What to work on: List all lines of the data that include the string "children".

Interface dataset entries
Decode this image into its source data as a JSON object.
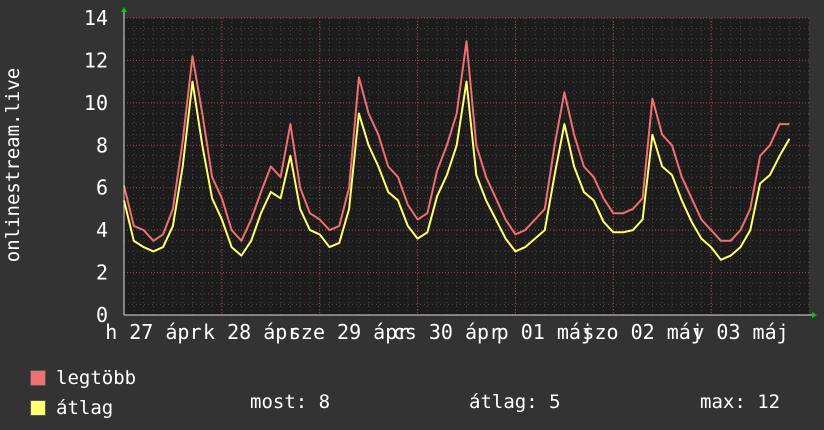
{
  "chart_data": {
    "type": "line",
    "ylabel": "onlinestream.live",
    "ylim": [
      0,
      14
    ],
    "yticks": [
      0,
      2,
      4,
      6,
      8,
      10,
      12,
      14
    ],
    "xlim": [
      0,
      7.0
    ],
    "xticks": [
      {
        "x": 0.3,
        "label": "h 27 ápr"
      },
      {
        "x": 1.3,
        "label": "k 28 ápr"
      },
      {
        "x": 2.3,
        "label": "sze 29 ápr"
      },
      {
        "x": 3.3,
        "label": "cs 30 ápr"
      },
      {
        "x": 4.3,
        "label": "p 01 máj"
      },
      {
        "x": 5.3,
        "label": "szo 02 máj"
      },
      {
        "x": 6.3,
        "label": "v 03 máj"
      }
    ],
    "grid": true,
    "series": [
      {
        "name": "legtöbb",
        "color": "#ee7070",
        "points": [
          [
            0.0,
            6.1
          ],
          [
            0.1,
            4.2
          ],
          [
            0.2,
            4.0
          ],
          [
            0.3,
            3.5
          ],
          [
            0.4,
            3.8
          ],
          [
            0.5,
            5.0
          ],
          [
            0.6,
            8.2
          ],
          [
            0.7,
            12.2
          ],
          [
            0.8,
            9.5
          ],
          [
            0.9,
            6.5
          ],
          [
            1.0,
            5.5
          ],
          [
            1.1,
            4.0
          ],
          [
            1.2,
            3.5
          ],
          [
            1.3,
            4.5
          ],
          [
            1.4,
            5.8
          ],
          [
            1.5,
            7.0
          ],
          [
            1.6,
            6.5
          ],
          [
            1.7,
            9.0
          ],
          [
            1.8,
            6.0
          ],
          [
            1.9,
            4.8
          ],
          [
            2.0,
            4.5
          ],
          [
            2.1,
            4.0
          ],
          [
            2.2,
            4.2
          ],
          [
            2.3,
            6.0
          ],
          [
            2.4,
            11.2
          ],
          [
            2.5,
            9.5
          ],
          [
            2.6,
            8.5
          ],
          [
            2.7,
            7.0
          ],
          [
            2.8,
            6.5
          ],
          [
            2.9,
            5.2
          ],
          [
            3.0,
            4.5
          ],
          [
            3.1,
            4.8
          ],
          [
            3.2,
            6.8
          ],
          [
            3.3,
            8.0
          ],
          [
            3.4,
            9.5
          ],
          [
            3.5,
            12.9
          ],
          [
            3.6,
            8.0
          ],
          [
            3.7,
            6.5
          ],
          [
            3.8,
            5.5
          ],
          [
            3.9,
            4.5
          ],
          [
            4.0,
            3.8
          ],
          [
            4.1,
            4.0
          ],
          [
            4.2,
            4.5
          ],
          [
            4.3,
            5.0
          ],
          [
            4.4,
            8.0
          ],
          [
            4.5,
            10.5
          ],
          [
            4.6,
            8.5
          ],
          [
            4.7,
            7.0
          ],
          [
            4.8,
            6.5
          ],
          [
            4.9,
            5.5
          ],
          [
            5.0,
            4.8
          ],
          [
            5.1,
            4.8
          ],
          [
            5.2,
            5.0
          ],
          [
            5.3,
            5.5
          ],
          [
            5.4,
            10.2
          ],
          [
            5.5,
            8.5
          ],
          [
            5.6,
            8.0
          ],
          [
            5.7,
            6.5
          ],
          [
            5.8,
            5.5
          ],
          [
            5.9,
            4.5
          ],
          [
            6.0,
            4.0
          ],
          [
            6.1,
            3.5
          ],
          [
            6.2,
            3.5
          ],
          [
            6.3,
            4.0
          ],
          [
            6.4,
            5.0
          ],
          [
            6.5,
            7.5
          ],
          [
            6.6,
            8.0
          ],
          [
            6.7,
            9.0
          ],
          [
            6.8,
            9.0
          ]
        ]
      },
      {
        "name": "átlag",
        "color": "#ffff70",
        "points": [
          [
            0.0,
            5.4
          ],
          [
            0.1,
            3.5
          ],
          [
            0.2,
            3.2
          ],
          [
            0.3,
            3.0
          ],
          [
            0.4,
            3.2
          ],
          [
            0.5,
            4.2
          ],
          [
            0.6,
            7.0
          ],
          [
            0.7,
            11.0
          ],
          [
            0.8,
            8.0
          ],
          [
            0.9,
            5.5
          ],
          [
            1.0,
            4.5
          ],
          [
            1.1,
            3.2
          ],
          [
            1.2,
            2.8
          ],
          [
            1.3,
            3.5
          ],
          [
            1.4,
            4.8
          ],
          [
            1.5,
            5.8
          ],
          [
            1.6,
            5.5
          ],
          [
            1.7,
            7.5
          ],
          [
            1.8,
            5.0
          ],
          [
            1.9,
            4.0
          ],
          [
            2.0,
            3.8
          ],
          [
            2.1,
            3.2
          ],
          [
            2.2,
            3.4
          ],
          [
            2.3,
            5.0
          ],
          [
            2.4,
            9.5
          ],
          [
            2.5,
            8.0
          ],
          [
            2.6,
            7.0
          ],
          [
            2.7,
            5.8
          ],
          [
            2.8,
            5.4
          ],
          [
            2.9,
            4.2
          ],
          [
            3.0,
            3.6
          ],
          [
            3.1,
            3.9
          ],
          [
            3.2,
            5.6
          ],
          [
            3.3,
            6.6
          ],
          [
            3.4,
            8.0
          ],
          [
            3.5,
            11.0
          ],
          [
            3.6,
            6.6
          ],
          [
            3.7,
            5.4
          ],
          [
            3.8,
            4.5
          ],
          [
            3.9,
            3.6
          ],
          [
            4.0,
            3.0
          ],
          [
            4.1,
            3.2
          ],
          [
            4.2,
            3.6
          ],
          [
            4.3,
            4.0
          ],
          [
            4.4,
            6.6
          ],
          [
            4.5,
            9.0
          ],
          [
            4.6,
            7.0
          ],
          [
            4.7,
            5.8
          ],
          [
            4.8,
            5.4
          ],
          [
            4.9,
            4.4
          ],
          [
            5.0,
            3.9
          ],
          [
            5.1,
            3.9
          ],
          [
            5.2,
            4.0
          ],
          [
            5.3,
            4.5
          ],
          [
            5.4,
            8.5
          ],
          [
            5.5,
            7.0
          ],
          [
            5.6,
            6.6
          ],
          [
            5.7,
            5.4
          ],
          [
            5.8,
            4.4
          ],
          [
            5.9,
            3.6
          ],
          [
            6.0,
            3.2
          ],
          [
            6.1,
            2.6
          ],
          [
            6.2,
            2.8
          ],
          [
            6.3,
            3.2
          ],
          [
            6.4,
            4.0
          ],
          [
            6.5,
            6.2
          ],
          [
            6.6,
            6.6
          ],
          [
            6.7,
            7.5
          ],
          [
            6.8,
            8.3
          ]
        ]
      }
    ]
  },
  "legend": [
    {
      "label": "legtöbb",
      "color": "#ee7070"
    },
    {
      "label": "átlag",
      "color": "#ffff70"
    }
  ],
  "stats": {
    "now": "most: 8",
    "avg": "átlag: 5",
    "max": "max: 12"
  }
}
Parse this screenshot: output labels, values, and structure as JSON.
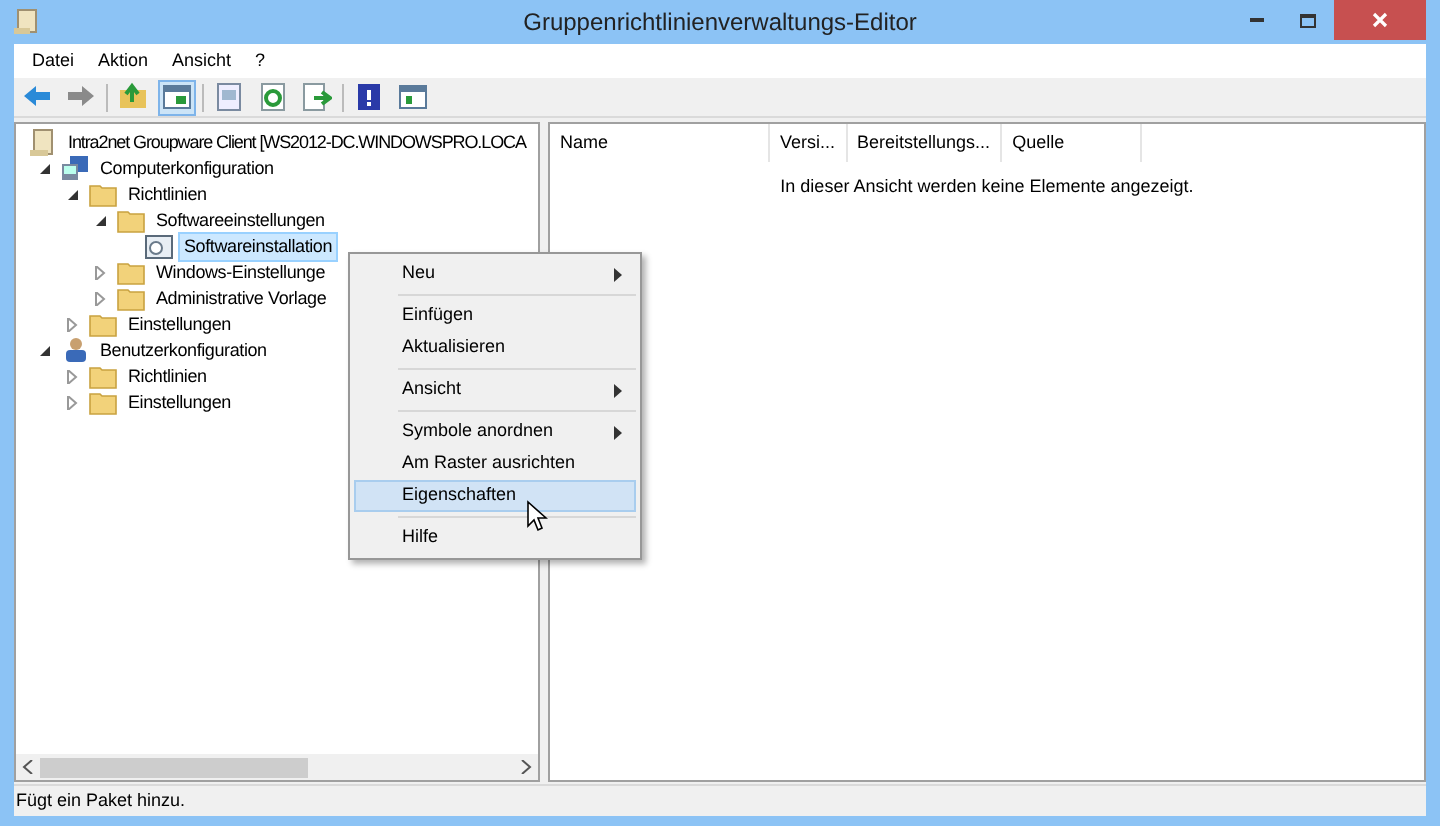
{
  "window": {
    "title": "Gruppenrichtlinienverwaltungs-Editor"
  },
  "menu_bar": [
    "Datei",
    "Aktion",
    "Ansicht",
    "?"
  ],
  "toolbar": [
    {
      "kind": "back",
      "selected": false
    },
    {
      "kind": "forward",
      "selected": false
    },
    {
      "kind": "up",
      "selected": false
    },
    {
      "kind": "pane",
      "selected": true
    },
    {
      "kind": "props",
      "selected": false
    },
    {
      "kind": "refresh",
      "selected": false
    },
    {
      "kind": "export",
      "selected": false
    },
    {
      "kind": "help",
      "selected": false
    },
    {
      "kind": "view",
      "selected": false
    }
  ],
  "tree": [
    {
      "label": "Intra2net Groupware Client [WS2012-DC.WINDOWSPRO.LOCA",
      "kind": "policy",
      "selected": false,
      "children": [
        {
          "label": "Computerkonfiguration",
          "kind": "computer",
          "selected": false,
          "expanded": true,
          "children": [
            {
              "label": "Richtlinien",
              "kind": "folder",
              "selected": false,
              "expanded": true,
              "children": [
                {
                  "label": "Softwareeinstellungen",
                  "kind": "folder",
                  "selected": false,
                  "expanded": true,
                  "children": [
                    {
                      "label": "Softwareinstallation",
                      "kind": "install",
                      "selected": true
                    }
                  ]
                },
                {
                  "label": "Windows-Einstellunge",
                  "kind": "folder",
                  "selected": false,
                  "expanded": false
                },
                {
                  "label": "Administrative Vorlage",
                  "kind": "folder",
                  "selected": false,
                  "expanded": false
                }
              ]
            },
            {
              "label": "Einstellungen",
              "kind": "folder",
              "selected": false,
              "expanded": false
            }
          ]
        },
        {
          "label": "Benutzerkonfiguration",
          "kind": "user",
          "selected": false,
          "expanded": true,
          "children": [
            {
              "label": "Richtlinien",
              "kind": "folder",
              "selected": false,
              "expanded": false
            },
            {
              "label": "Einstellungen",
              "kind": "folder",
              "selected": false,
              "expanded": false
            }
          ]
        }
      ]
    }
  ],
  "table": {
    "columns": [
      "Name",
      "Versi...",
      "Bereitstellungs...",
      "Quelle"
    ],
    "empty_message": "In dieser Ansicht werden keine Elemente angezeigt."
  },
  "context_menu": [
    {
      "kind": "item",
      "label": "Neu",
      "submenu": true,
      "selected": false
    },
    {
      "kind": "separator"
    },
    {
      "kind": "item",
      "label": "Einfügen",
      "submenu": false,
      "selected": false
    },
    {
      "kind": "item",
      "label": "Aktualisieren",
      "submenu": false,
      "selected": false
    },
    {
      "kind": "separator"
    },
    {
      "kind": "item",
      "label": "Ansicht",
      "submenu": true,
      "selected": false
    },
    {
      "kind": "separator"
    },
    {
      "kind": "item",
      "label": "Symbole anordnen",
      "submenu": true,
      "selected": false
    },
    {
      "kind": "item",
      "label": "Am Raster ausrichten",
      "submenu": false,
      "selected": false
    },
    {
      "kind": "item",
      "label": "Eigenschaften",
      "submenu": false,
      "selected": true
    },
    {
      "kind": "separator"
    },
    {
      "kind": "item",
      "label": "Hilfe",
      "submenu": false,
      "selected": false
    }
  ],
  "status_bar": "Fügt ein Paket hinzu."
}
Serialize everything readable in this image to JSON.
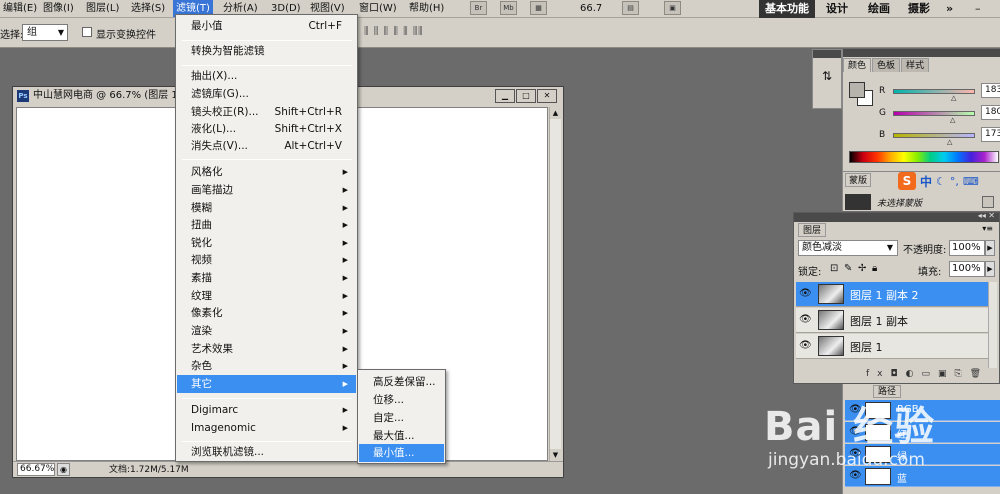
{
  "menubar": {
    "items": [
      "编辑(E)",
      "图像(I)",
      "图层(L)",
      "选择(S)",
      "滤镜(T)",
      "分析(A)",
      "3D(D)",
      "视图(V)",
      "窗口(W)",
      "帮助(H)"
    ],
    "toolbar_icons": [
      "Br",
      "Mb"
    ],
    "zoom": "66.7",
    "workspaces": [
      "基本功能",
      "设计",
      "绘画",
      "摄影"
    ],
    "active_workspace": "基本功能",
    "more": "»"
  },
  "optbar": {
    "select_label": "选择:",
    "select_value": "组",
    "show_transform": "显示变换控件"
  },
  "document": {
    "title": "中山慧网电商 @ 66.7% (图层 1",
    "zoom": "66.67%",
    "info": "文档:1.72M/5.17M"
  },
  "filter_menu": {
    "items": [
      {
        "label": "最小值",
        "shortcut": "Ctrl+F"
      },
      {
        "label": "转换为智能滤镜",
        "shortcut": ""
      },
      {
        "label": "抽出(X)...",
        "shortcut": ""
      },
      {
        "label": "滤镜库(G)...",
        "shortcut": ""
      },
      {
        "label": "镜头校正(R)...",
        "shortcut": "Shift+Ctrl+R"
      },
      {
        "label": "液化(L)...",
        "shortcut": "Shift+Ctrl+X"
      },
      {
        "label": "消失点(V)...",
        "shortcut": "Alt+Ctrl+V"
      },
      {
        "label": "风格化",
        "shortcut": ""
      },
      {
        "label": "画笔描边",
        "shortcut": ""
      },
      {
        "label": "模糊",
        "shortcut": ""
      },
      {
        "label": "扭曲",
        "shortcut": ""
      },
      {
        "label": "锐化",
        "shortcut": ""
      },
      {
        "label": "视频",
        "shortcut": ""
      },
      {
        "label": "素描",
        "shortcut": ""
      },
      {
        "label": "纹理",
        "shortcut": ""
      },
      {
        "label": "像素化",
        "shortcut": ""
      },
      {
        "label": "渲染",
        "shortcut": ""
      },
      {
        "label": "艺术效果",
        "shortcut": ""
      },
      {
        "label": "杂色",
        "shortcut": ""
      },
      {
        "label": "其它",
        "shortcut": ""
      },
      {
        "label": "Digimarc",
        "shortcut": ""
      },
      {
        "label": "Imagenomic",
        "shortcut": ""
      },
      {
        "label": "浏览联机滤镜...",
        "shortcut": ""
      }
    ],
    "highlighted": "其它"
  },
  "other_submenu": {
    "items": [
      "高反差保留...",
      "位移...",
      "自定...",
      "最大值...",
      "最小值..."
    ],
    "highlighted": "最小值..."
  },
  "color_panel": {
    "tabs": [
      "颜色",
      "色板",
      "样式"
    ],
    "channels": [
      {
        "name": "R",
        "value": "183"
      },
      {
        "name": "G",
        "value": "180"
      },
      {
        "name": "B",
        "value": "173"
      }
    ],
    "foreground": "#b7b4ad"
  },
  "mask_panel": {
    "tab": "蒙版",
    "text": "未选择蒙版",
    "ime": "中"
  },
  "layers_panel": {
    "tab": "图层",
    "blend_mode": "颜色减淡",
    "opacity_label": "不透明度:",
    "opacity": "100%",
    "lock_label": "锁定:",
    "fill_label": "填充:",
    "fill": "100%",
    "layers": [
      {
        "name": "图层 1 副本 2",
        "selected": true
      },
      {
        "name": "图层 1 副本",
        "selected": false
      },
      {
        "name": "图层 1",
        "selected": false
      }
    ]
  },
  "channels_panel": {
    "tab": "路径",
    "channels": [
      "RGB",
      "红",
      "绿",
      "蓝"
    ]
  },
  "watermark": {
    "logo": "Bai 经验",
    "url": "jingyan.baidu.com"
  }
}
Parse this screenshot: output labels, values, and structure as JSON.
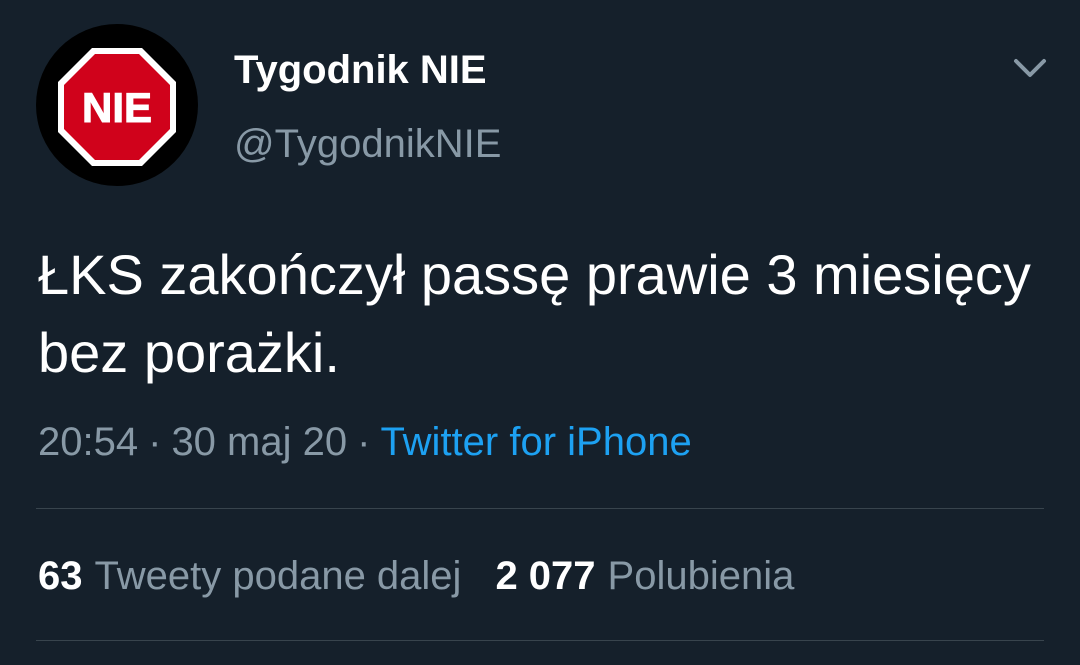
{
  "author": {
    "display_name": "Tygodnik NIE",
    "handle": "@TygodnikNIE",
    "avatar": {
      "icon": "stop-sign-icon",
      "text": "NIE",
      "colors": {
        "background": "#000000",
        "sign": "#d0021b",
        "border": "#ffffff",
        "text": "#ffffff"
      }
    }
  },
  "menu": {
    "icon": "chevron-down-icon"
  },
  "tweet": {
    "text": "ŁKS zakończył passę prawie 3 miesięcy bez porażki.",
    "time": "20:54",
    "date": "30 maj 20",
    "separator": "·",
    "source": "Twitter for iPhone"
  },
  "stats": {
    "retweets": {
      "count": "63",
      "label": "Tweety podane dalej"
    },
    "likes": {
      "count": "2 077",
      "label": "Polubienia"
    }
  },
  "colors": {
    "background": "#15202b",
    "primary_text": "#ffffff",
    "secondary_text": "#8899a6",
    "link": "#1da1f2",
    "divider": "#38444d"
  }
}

Answer to this problem:
      "children": [
          "children": [
              "children": [
                  "children": [
          "children": [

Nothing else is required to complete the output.